I had many customer service jobs as I was growing up: video stores, restaurants, library, etc. Those were great experience for court interpreting because both require all day contact with the public. You will encounter and have to work with/for all types of people as a court interpreter. And the varying pace of customer service jobs is also similar to court interpreting.
2. What aspects of your education at MIIS do you feel prepared you well for your current work?
Precision. My professors at MIIS were very demanding and over the course of my two years there I learned to be exact. In court interpreting, that is critical. You will not pass the test without it. And the people using your work in the courtroom to do their jobs (judges, attorneys, and court reporters) will notice and appreciate it.
3. What are the useful tips you would like to share with our students on how to prepare for the CA Court Certification?
Two things are key. Number one: study with Holly Mikkelson’s materials (acebo.com). I am not being paid to promote her! I just think if you can do her exercises then you can pass the test. Number two: feel free to correct yourself about an interpretation during the exam. If you are like me, you sometimes think of the perfect interpretation of a word about three seconds after you’ve said out loud a not-so-perfect interpretation of the word. On the exam (and in real life), you can say, “That is…” or “Rather…” or “Interpreter correction…” and your last utterance will be taken as your answer. Don’t do it excessively because that affects your overall style grade. But you can correct yourself on the exam.

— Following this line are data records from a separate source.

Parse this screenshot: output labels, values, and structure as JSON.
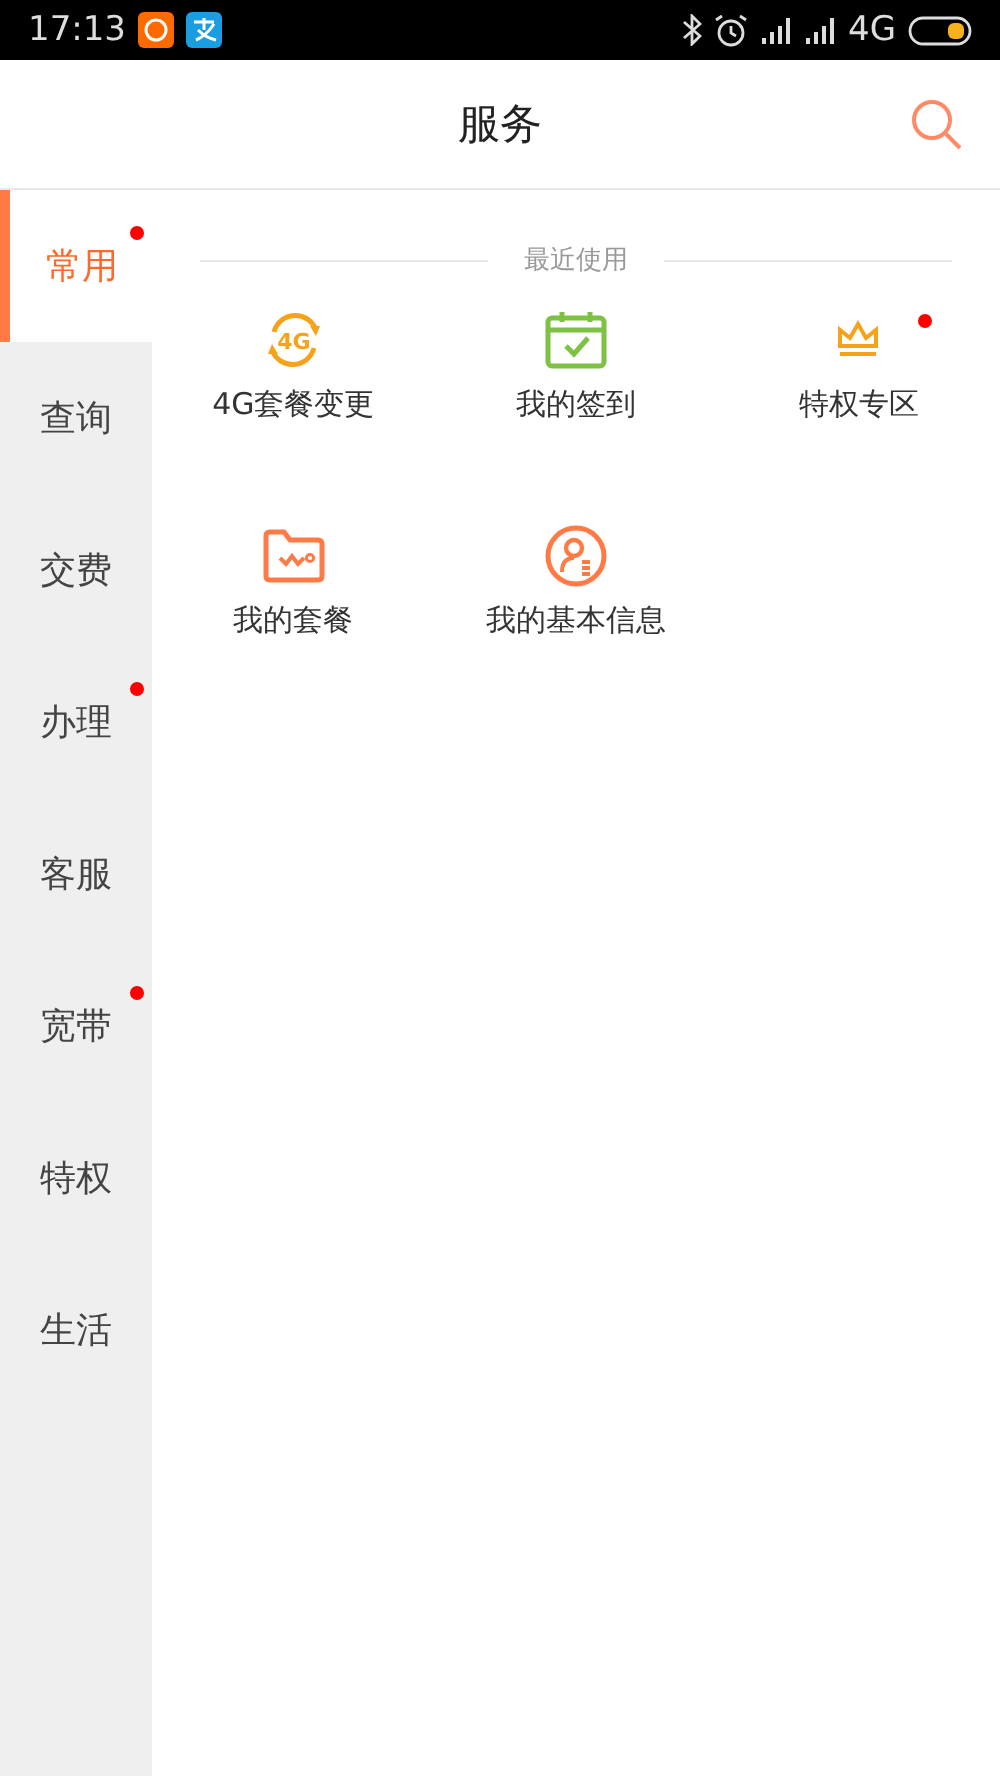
{
  "status_bar": {
    "time": "17:13",
    "network": "4G"
  },
  "header": {
    "title": "服务"
  },
  "sidebar": {
    "items": [
      {
        "label": "常用",
        "selected": true,
        "badge": true
      },
      {
        "label": "查询",
        "selected": false,
        "badge": false
      },
      {
        "label": "交费",
        "selected": false,
        "badge": false
      },
      {
        "label": "办理",
        "selected": false,
        "badge": true
      },
      {
        "label": "客服",
        "selected": false,
        "badge": false
      },
      {
        "label": "宽带",
        "selected": false,
        "badge": true
      },
      {
        "label": "特权",
        "selected": false,
        "badge": false
      },
      {
        "label": "生活",
        "selected": false,
        "badge": false
      }
    ]
  },
  "section": {
    "title": "最近使用",
    "items": [
      {
        "kind": "network",
        "icon_text": "4G",
        "label": "4G套餐变更",
        "badge": false
      },
      {
        "kind": "checkin",
        "label": "我的签到",
        "badge": false
      },
      {
        "kind": "crown",
        "label": "特权专区",
        "badge": true
      },
      {
        "kind": "plan",
        "label": "我的套餐",
        "badge": false
      },
      {
        "kind": "profile",
        "label": "我的基本信息",
        "badge": false
      }
    ]
  }
}
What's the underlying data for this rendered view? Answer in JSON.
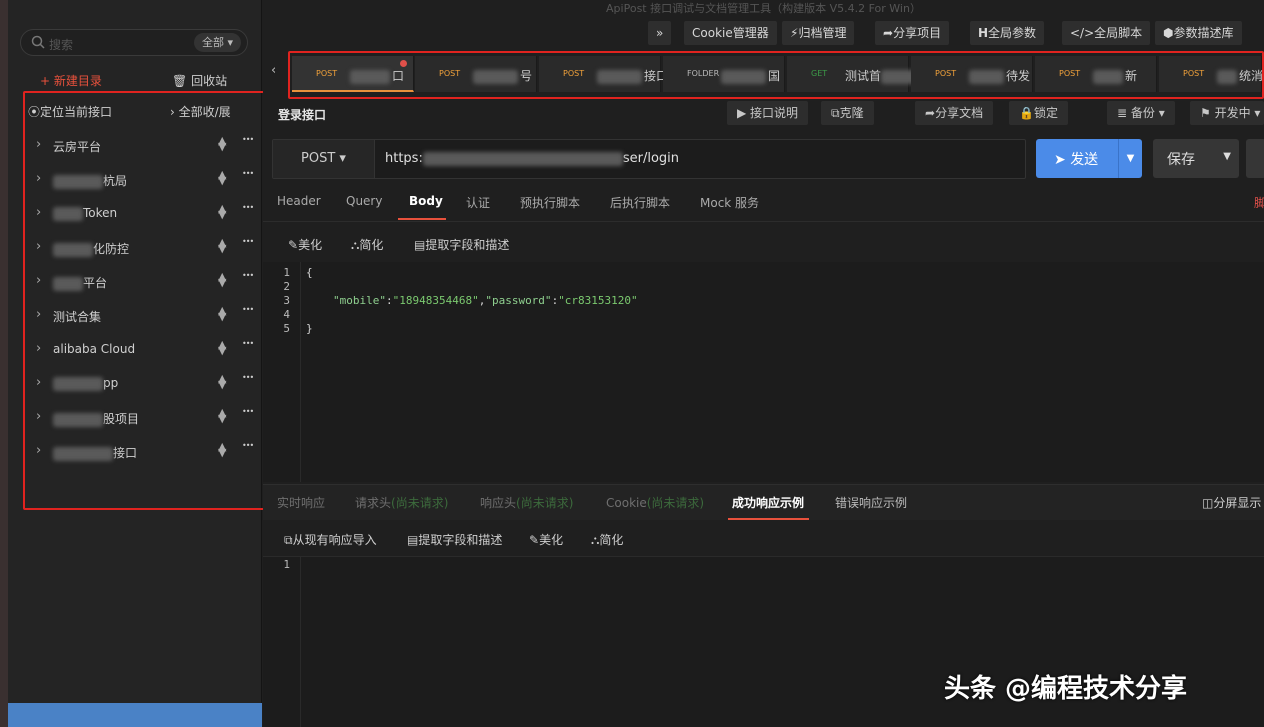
{
  "window": {
    "title": "ApiPost 接口调试与文档管理工具（构建版本 V5.4.2 For Win）"
  },
  "toolbar": {
    "collapse": "»",
    "cookie": "Cookie管理器",
    "archive": "归档管理",
    "share_project": "分享项目",
    "global_params": "全局参数",
    "global_script": "全局脚本",
    "param_desc": "参数描述库"
  },
  "sidebar": {
    "search_placeholder": "搜索",
    "search_scope": "全部",
    "new_dir": "+ 新建目录",
    "recycle": "回收站",
    "locate": "定位当前接口",
    "expand_all": "全部收/展",
    "items": [
      {
        "label": "云房平台"
      },
      {
        "label": "杭局"
      },
      {
        "label": "Token"
      },
      {
        "label": "化防控"
      },
      {
        "label": "平台"
      },
      {
        "label": "测试合集"
      },
      {
        "label": "alibaba Cloud"
      },
      {
        "label": "pp"
      },
      {
        "label": "股项目"
      },
      {
        "label": "接口"
      }
    ]
  },
  "tabs": [
    {
      "method": "POST",
      "name": "口"
    },
    {
      "method": "POST",
      "name": "号"
    },
    {
      "method": "POST",
      "name": "接口"
    },
    {
      "method": "FOLDER",
      "name": "国"
    },
    {
      "method": "GET",
      "name": "测试首"
    },
    {
      "method": "POST",
      "name": "待发"
    },
    {
      "method": "POST",
      "name": "新"
    },
    {
      "method": "POST",
      "name": "统消"
    }
  ],
  "request": {
    "title": "登录接口",
    "actions": {
      "doc": "接口说明",
      "clone": "克隆",
      "share_doc": "分享文档",
      "lock": "锁定",
      "backup": "备份",
      "status": "开发中"
    },
    "method": "POST",
    "url_start": "https:",
    "url_end": "ser/login",
    "send": "发送",
    "save": "保存",
    "tabs": [
      "Header",
      "Query",
      "Body",
      "认证",
      "预执行脚本",
      "后执行脚本",
      "Mock 服务"
    ],
    "right_hint": "脚",
    "body_tools": {
      "beautify": "美化",
      "simplify": "简化",
      "extract": "提取字段和描述"
    },
    "code": {
      "lines": [
        "1",
        "2",
        "3",
        "4",
        "5"
      ],
      "open": "{",
      "mobile_key": "\"mobile\"",
      "mobile_val": "\"18948354468\"",
      "password_key": "\"password\"",
      "password_val": "\"cr83153120\"",
      "close": "}"
    }
  },
  "response": {
    "tabs": [
      "实时响应",
      "请求头",
      "响应头",
      "Cookie",
      "成功响应示例",
      "错误响应示例"
    ],
    "not_requested": "(尚未请求)",
    "split": "分屏显示",
    "tools": {
      "import": "从现有响应导入",
      "extract": "提取字段和描述",
      "beautify": "美化",
      "simplify": "简化"
    },
    "line": "1"
  },
  "watermark": "头条 @编程技术分享"
}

4. What are the things that you know now that you wish you had known when you were a student at MIIS?
During my studies at MIIS, I started having lots of random body aches and pains that continued once I started court interpreting. I think I was physically tense from trying to behave like a language machine. What I know now is that I am not a machine and it’s best if I don’t act like one–bring yourself, your personality, your flaws, and your strengths to every job you do. You will be taking much better care of yourself and your performance will be the same or better.
Career & Academic Advisor